PROVIDED DATA —
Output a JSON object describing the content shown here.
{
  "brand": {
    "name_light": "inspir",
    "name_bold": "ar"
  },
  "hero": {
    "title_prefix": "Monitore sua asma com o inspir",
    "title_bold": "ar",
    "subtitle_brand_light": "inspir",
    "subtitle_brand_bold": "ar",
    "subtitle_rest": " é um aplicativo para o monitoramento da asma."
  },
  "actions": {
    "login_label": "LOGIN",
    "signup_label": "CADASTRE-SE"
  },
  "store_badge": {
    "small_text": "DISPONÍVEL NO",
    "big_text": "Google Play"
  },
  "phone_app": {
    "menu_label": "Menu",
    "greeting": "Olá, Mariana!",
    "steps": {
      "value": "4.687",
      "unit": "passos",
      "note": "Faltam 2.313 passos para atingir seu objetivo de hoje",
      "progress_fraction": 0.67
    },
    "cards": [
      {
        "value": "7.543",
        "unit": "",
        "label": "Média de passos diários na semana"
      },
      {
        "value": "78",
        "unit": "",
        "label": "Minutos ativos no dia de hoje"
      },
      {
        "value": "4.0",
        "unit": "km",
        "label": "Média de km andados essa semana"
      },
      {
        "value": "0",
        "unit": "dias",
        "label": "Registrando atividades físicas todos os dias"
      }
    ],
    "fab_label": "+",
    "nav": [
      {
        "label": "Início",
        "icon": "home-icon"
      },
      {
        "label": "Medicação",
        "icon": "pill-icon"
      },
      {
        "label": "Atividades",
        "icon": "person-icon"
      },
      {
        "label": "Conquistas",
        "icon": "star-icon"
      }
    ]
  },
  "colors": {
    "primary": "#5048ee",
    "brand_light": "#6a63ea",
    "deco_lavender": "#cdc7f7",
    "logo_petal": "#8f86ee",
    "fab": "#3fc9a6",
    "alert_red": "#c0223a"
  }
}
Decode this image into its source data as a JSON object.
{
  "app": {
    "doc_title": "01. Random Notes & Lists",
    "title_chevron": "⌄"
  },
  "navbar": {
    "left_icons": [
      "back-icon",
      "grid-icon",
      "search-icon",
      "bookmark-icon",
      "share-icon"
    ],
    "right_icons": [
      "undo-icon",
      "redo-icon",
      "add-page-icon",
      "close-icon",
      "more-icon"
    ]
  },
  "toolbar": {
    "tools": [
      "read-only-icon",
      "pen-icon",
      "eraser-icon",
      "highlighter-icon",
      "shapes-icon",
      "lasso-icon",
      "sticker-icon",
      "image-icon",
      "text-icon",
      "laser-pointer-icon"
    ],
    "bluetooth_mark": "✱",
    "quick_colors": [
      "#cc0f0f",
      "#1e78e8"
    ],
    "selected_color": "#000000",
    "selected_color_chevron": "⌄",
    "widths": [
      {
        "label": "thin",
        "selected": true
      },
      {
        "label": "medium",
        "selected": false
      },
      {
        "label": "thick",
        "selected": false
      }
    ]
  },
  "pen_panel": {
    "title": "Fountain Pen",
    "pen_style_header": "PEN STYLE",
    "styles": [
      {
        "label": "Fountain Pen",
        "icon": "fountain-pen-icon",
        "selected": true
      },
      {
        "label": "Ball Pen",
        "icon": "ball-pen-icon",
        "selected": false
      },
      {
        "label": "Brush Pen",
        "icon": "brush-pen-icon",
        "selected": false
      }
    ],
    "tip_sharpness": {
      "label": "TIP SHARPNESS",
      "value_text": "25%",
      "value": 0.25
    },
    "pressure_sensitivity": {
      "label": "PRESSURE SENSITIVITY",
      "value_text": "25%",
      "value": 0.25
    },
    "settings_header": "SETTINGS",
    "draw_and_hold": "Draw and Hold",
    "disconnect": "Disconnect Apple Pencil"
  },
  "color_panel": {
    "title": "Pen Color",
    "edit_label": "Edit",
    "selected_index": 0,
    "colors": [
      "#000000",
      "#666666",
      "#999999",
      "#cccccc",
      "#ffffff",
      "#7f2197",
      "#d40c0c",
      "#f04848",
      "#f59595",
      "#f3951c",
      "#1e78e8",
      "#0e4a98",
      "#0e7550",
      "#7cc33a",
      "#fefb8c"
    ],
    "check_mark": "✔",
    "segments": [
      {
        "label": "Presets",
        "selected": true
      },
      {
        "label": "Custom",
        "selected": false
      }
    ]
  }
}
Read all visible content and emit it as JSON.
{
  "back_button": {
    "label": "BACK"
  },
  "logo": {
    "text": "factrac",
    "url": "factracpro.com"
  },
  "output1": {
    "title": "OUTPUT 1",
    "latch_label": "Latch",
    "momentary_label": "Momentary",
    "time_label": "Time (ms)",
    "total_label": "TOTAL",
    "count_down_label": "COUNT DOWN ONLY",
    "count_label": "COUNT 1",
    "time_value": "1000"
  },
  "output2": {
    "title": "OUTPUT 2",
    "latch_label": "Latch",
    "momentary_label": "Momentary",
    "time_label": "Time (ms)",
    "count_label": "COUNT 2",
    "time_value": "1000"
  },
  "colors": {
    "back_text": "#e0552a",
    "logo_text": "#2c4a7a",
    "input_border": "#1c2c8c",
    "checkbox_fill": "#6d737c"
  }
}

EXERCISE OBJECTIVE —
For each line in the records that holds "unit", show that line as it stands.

RESPONSE TO THE EXERCISE —
      "unit": "passos",
        "unit": "",
        "unit": "",
        "unit": "km",
        "unit": "dias",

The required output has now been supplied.